▸ **Source data**:

--

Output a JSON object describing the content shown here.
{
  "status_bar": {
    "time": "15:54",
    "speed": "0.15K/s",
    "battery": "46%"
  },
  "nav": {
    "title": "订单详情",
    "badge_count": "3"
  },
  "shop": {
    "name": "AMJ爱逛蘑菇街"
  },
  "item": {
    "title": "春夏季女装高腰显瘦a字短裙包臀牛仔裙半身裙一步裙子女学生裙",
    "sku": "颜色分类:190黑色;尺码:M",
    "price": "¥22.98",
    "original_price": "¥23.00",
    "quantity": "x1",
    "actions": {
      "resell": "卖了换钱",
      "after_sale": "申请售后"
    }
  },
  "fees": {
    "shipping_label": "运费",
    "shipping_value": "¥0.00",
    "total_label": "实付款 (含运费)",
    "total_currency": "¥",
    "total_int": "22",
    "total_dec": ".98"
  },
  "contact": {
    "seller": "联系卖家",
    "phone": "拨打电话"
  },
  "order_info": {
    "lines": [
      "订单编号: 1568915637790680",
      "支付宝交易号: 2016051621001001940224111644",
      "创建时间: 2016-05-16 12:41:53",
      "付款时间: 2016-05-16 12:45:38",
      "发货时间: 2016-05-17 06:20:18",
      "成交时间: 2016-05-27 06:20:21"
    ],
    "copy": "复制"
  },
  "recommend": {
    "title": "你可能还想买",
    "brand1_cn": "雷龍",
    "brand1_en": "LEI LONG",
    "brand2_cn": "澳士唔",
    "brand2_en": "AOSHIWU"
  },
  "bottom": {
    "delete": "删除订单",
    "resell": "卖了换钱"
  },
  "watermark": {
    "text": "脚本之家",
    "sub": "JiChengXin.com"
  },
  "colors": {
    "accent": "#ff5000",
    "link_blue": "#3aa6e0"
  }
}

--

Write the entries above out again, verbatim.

▸ **Task solution**:
Output a JSON object describing the content shown here.
{
  "status_bar": {
    "time": "15:54",
    "speed": "0.15K/s",
    "battery": "46%"
  },
  "nav": {
    "title": "订单详情",
    "badge_count": "3"
  },
  "shop": {
    "name": "AMJ爱逛蘑菇街"
  },
  "item": {
    "title": "春夏季女装高腰显瘦a字短裙包臀牛仔裙半身裙一步裙子女学生裙",
    "sku": "颜色分类:190黑色;尺码:M",
    "price": "¥22.98",
    "original_price": "¥23.00",
    "quantity": "x1",
    "actions": {
      "resell": "卖了换钱",
      "after_sale": "申请售后"
    }
  },
  "fees": {
    "shipping_label": "运费",
    "shipping_value": "¥0.00",
    "total_label": "实付款 (含运费)",
    "total_currency": "¥",
    "total_int": "22",
    "total_dec": ".98"
  },
  "contact": {
    "seller": "联系卖家",
    "phone": "拨打电话"
  },
  "order_info": {
    "lines": [
      "订单编号: 1568915637790680",
      "支付宝交易号: 2016051621001001940224111644",
      "创建时间: 2016-05-16 12:41:53",
      "付款时间: 2016-05-16 12:45:38",
      "发货时间: 2016-05-17 06:20:18",
      "成交时间: 2016-05-27 06:20:21"
    ],
    "copy": "复制"
  },
  "recommend": {
    "title": "你可能还想买",
    "brand1_cn": "雷龍",
    "brand1_en": "LEI LONG",
    "brand2_cn": "澳士唔",
    "brand2_en": "AOSHIWU"
  },
  "bottom": {
    "delete": "删除订单",
    "resell": "卖了换钱"
  },
  "watermark": {
    "text": "脚本之家",
    "sub": "JiChengXin.com"
  },
  "colors": {
    "accent": "#ff5000",
    "link_blue": "#3aa6e0"
  }
}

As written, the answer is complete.